That said, at a certain point, no means no. The responses to the common objections above give you a way to pierce through the reactionary objections prospects give without thinking. But if you’ve said your piece and the prospect still objects, let it go.
Nobody is going to buy against their will. Get as clear as you can on the objection and try to determine what your prospect is really concerned about, but don't push past the prospect's point of comfort. Rule of thumb: if the prospect says an objection twice, it's real. No means no.
As I said, objection handling is frustrating but virtually unavoidable in sales. But if you know how to get to the root of your prospects' issues, lead with empathy, understand where most objections come from, and read these kinds of interactions appropriately, you'll be in a good position to handle these issues as they arise.
Overcoming Objections Can Become Your Best Sales Skill
As a sales professional, you'll hear no a lot more than you hear yes. But that can be where the fun is. Every no is a step toward learning more about your prospect and helping them solve problems with the product or service you're offering.

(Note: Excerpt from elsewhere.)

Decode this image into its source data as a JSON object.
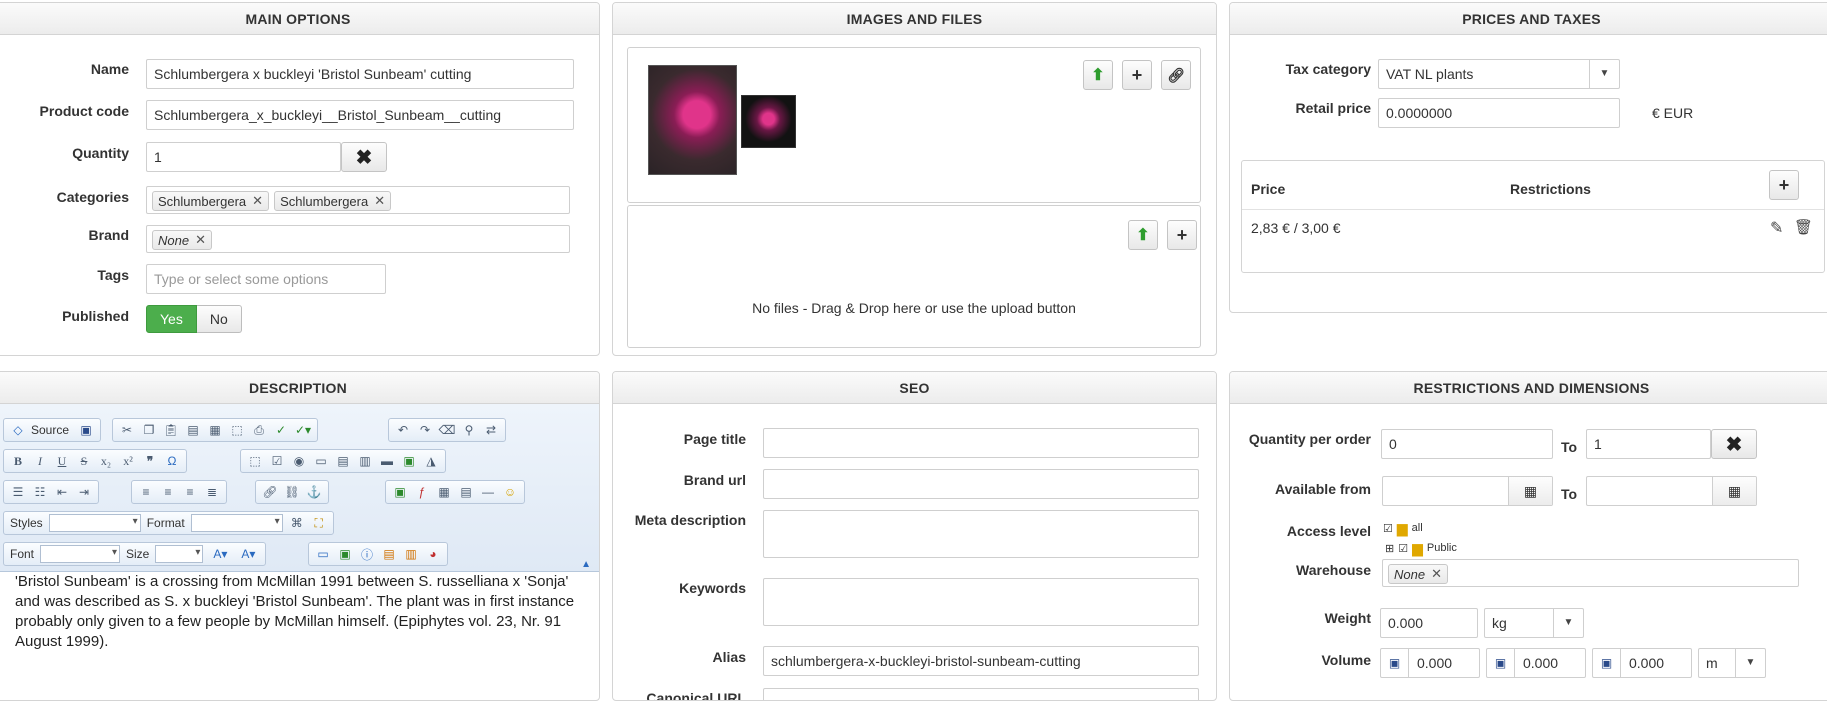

Objection handling helps you learn how to get to the root of your prospects' issues. With a little assist, you can lead with empathy and understand where most objections are coming from. If you read these interactions right, you'll be in a good position to handle any objection that comes up.
Editor's note: This post was originally published in September 2015 and has been updated for comprehensiveness.